---- RECORDS TO PROCESS
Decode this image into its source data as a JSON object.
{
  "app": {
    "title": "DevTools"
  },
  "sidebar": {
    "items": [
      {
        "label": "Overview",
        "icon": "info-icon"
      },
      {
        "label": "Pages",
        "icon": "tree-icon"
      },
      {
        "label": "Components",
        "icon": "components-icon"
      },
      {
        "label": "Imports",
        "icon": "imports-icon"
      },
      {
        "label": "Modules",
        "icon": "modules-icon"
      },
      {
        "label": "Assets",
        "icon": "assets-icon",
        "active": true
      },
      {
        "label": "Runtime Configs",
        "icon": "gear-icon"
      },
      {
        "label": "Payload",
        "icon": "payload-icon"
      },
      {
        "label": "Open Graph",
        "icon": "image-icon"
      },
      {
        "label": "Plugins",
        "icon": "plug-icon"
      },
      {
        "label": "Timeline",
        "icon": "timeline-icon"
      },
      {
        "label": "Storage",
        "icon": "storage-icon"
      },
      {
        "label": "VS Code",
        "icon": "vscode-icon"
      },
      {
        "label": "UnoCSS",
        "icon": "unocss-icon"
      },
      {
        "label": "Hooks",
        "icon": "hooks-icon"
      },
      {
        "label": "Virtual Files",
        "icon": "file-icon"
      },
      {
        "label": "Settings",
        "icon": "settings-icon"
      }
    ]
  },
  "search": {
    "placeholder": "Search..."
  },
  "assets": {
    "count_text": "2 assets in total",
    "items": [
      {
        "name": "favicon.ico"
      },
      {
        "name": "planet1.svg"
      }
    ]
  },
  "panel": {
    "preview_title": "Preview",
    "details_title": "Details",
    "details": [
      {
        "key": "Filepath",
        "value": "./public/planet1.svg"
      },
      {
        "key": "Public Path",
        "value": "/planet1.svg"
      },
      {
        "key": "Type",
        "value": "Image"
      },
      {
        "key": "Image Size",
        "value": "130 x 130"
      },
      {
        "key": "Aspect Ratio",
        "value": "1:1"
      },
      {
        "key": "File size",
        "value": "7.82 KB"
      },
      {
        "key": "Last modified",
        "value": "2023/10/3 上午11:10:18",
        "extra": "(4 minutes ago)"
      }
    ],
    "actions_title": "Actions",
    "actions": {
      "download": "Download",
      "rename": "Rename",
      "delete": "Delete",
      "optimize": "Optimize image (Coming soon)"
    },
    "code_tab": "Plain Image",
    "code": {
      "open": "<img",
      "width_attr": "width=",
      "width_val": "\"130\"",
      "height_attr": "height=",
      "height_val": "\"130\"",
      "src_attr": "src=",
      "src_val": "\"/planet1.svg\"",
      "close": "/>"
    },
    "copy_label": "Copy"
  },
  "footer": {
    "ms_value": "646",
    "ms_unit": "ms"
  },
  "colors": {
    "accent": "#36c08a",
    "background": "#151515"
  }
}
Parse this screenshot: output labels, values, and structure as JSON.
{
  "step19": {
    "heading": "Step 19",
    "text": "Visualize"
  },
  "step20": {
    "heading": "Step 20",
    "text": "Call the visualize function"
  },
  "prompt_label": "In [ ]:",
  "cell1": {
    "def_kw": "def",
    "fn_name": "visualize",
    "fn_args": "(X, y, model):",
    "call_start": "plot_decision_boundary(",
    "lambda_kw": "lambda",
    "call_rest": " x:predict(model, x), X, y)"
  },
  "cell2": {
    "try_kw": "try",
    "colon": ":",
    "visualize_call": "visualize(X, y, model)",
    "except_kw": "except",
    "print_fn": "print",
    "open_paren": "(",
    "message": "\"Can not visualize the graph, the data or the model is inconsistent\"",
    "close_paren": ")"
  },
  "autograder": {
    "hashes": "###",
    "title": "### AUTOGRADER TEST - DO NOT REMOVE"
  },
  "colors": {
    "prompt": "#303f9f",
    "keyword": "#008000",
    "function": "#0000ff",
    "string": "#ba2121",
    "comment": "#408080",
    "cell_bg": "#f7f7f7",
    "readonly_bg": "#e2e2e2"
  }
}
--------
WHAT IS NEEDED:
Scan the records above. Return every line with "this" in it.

RESULT BELOW:
Decode this image into its source data as a JSON object.
Parse this screenshot: output labels, values, and structure as JSON.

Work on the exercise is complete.